Search our database of publications on vaccines for COVID-19. These include published scientific papers, preprints and policy reports, and all are from teams based in the UK.
This research has not been peer-reviewed. It is a preliminary report that should not be regarded as conclusive, guide clinical practice or health-related behaviour, or be reported in news media as established information.
Following primary SARS-CoV-2 vaccination, understanding the relative extent of protection against SARS-CoV-2 infection from boosters or from breakthrough infections (i.e. infection in the context of previous vaccination) has important implications for vaccine policy. In this study, we investigated correlates of protection against Omicron BA.4/5 infections and anti-spike IgG antibody trajectories after a third/booster vaccination or breakthrough infection following second vaccination in 154,149 adults ≥18y from the United Kingdom general population.
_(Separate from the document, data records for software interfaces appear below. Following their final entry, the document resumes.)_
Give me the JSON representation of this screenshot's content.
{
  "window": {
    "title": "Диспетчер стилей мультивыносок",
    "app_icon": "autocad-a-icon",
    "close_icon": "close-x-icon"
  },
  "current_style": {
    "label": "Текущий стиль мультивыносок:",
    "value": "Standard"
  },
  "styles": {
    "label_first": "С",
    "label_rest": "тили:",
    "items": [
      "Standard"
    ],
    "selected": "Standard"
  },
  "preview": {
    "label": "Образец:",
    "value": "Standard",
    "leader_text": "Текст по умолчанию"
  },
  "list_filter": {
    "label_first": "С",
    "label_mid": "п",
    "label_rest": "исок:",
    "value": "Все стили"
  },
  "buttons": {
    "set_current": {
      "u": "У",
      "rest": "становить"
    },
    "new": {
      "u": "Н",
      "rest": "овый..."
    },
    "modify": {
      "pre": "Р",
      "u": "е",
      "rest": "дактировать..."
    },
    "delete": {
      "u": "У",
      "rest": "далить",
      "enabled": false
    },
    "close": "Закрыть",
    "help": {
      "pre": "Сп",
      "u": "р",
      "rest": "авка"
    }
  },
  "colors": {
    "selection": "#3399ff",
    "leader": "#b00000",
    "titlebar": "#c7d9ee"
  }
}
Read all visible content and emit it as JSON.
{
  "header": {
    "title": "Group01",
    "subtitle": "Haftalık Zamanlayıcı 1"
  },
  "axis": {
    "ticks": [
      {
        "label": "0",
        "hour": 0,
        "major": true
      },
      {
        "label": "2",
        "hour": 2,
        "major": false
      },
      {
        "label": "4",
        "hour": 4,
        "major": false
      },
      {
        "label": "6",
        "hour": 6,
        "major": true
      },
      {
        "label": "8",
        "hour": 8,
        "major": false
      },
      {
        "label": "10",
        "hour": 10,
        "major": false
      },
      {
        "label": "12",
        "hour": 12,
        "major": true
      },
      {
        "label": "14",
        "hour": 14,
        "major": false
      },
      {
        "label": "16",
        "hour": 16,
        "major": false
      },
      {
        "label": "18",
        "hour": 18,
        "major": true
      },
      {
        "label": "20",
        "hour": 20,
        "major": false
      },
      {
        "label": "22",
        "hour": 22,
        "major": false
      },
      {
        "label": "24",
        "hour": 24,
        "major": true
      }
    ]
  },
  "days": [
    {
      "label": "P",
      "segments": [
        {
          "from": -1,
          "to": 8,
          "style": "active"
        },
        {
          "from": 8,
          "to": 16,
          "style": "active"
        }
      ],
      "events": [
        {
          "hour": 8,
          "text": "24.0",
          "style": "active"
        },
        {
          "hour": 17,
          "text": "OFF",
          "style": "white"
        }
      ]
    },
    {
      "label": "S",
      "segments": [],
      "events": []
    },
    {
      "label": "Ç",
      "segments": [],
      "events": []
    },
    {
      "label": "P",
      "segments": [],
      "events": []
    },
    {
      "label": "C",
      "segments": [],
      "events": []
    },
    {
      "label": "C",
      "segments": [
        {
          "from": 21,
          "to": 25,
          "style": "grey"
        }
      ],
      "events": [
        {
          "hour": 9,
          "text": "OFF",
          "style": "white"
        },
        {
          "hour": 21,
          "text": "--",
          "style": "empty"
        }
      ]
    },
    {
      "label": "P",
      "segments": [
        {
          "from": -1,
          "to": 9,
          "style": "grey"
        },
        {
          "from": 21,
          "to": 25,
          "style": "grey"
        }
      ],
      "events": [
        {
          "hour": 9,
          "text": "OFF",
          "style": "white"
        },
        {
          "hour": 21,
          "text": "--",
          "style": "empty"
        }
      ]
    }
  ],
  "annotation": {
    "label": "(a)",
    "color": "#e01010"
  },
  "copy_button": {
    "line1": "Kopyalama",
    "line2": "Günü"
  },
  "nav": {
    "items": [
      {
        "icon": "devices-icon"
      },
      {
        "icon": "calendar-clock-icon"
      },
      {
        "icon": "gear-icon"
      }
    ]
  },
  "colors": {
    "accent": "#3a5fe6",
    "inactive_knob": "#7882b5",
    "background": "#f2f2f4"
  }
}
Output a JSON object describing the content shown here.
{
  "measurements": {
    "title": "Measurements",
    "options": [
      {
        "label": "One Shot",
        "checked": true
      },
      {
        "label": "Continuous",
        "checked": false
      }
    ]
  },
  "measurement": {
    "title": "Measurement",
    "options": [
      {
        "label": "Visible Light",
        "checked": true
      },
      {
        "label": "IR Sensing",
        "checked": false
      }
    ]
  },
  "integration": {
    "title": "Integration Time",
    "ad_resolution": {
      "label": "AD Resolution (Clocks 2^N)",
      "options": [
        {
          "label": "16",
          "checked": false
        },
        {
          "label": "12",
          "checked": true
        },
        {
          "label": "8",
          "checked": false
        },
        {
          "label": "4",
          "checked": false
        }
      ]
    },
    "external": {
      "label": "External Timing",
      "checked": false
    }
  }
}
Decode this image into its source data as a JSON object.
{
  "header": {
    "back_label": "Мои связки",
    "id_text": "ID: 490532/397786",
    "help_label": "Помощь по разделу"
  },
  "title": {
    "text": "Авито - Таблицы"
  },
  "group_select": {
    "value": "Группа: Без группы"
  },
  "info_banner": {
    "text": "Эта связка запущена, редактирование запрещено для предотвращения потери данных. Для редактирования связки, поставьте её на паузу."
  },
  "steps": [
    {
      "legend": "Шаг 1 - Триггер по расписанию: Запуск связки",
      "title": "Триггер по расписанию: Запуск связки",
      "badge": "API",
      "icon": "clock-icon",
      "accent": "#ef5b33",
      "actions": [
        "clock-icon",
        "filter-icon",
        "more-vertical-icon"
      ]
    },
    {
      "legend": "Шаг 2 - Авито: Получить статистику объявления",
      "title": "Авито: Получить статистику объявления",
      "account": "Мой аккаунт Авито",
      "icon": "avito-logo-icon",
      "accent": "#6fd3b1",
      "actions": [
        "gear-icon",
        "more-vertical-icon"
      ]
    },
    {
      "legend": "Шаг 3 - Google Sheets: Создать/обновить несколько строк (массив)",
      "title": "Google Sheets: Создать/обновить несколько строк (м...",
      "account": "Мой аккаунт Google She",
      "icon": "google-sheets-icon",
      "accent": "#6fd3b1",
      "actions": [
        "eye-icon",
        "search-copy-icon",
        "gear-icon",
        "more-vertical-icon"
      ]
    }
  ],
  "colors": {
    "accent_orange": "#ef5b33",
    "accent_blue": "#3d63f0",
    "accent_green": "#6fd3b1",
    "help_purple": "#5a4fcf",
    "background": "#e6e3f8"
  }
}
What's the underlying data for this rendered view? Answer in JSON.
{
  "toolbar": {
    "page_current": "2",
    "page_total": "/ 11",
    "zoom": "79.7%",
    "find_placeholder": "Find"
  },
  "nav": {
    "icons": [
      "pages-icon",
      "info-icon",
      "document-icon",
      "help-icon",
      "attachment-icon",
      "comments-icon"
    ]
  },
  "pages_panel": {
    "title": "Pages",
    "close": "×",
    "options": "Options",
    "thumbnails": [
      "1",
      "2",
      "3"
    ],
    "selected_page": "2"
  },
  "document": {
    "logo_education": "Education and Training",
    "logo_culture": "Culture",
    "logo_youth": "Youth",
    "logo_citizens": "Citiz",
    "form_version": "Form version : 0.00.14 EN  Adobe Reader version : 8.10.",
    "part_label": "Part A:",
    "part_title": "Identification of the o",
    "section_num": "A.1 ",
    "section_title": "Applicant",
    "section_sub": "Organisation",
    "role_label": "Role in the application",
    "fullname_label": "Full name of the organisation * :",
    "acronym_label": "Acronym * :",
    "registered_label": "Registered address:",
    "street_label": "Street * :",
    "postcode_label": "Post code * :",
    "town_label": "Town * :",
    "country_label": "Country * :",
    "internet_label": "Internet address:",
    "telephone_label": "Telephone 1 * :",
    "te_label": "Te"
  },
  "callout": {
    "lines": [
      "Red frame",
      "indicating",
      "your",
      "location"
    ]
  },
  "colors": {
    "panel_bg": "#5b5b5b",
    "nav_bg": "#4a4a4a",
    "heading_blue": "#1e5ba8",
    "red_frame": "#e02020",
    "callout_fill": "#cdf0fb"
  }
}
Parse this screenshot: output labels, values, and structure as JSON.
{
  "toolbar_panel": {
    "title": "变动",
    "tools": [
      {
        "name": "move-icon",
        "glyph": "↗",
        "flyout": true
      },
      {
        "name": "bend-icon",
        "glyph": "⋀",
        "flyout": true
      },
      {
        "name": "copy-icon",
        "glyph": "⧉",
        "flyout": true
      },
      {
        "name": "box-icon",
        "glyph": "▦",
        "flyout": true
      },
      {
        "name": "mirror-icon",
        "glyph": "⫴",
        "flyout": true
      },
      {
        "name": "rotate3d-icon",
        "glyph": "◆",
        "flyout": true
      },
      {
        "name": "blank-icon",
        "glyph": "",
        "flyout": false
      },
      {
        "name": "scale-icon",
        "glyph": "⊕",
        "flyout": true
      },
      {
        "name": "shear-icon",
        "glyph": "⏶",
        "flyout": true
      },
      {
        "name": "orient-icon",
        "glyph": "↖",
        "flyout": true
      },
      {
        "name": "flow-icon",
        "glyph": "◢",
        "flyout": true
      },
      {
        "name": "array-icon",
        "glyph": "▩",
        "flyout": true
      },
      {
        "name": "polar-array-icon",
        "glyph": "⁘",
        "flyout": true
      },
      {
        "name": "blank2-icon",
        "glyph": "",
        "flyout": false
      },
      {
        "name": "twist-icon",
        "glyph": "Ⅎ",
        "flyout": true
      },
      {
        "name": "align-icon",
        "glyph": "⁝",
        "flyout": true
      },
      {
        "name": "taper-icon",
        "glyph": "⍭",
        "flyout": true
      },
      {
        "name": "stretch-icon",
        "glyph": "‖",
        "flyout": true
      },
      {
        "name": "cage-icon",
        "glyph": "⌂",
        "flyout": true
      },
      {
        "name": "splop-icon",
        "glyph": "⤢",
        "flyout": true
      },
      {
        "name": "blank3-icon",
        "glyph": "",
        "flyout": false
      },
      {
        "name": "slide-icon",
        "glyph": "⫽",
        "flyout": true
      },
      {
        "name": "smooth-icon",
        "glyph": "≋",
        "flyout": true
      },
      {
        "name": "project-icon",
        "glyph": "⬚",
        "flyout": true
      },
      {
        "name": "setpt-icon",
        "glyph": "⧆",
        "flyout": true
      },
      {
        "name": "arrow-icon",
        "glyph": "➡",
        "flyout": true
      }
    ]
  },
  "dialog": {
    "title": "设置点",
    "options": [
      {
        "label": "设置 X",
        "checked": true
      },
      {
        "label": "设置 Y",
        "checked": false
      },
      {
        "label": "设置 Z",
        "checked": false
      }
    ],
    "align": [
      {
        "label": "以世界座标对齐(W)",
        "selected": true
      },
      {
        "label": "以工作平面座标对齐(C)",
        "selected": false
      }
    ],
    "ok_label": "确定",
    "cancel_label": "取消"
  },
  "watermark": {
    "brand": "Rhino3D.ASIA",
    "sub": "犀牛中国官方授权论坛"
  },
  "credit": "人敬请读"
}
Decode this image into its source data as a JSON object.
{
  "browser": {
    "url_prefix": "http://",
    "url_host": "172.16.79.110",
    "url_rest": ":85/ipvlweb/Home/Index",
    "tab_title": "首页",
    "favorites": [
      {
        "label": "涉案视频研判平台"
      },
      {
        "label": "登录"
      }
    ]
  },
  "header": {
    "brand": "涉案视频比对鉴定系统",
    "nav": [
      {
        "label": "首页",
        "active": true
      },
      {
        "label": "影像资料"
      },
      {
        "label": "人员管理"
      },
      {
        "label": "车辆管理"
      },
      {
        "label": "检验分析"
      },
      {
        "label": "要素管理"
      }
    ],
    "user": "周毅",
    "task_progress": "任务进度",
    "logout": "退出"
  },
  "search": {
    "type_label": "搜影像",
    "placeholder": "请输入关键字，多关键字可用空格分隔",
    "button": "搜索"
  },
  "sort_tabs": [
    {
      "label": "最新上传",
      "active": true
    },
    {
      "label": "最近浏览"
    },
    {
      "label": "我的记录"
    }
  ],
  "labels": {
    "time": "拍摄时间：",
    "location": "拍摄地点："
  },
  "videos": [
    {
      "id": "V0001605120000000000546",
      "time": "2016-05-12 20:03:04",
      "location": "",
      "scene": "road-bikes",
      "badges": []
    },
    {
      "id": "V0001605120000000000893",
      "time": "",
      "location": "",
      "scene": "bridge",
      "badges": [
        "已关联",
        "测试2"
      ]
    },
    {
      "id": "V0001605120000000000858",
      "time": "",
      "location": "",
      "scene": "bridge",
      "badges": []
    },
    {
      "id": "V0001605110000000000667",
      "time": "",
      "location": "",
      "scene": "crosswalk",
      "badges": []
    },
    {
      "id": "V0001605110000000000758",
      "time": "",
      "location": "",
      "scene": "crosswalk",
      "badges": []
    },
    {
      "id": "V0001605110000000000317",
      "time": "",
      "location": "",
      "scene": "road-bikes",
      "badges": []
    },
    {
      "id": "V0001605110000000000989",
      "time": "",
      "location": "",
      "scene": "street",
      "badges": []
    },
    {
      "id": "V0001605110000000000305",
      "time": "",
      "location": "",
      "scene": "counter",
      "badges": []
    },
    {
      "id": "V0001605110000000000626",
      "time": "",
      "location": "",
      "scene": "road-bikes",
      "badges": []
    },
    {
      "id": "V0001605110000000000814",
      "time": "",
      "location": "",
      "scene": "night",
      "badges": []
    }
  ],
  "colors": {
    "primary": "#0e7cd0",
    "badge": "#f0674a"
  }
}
We found that higher anti-spike IgG antibody levels were associated with increased protection against Omicron BA.4/5 infection and that breakthrough infections were associated with higher levels of protection at any given antibody level than booster vaccinations. Breakthrough infections generated similar antibody levels to third/booster vaccinations, and the subsequent declines in antibody levels were similar to or slightly slower than those after third/booster vaccinations. Taken together our findings show that breakthrough infection provides longer lasting protection against further infections than booster vaccinations. For example, considering antibody levels associated with 67% protection against infection, a third/booster vaccination did not provide long-lasting protection, while a Delta/Omicron BA.1 breakthrough infection could provide 5-10 months of protection against Omicron BA.4/5 reinfection. 50-60% of the vaccinated UK population with a breakthrough infection would still be protected by the end of 2022, compared to <15% of the triple-vaccinated UK population without previous infection. Although there are societal impacts and risks to some individuals associated with ongoing transmission, breakthrough infection could be an efficient immune-boosting mechanism for subgroups of the population, including younger healthy adults, who have low risks of adverse consequences from infection.